Residents and owners of units in Sydney’s troubled Mascot Towers are being assured the building is not sinking, even though an engineer found part of it appeared to be “moving in a downward motion”.
The 10-year-old complex was evacuated on June 14 after engineers became concerned about continued cracking in the primary support structure and facade masonry.
Since then, residents of its 132 units have been forced to stay elsewhere, with costs quickly adding up as authorities scramble to determine who is at fault.
Mascot Towers’ co-ordinating engineer has identified a new issue along the northern and eastern boundaries of the complex.
“It appears that the building is moving in a downward motion,” an update sent to residents and owners on Monday night said.
The update didn’t elaborate on “downward motion”.
A spokesman for the owners’ corporation on Tuesday said describing it as “sinking” was inaccurate.
“There has been some differential settlement resulting in the currently observed building movements, at least in part,” he said.
“But any interpretation of the building sinking at present is considered to be alarmist. The building engineers are continuing their investigation and monitoring.”
Differential settlement is when a building’s support foundation settles in an uneven fashion – sometimes causing structural damage.
Two senior geotechnical engineers have been engaged and are visiting the site this week with help from Engineers Australia, the update said.
Internal monitoring has been expanded, while equipment to measure external movement has been set up on Church Avenue and Bourke Road.
It comes after the NSW government on Sunday announced a multimillion-dollar assistance package “until liability can be determined and these costs recovered”.

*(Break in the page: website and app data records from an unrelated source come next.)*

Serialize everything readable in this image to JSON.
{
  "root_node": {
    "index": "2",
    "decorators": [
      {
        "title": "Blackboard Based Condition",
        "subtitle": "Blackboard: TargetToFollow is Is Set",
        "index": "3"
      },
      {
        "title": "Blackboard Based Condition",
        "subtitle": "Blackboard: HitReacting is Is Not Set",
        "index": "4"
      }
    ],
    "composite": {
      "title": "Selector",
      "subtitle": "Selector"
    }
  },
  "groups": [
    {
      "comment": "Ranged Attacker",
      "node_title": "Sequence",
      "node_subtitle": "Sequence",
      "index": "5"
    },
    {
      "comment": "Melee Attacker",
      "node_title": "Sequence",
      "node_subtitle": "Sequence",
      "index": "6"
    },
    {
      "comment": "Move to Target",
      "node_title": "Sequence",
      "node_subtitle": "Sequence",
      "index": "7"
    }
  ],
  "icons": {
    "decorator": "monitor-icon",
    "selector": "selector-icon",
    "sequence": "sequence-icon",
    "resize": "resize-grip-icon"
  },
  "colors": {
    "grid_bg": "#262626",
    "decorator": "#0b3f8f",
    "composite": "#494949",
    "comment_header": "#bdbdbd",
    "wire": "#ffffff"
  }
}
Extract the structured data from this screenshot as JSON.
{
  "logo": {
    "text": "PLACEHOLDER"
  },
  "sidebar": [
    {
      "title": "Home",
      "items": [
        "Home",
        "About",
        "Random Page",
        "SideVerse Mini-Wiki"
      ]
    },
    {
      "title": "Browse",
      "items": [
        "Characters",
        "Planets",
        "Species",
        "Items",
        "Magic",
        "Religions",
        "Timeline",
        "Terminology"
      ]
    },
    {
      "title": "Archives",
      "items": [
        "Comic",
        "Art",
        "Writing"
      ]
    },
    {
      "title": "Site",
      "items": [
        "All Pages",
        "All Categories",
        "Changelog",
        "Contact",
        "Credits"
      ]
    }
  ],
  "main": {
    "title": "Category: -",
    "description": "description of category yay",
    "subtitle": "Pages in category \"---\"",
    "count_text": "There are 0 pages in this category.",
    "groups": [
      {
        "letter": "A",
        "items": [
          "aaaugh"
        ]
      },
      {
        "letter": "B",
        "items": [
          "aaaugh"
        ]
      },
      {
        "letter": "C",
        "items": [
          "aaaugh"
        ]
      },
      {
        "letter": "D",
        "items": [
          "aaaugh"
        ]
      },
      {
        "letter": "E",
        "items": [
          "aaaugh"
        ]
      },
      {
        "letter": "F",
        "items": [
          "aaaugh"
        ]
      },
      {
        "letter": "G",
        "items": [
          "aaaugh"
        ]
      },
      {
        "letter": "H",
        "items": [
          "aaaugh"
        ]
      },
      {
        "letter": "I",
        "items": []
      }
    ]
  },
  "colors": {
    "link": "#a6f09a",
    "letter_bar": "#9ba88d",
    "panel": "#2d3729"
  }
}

The package offers one-off emergency loans to cover up to $400 a night for temporary accommodation, for a period of up to three months.
But it remains unclear what will happen if no one is found to be at fault or if insurance claims aren’t paid out.
When asked to guarantee that residents themselves won’t have to pay the money back, NSW Premier Gladys Berejiklian said the government was “working through those issues”.
“The engineers haven’t yet finished their assessments,” she said.
The money for the loans will come from the interest accumulated in the NSW Government’s rental bonds fund.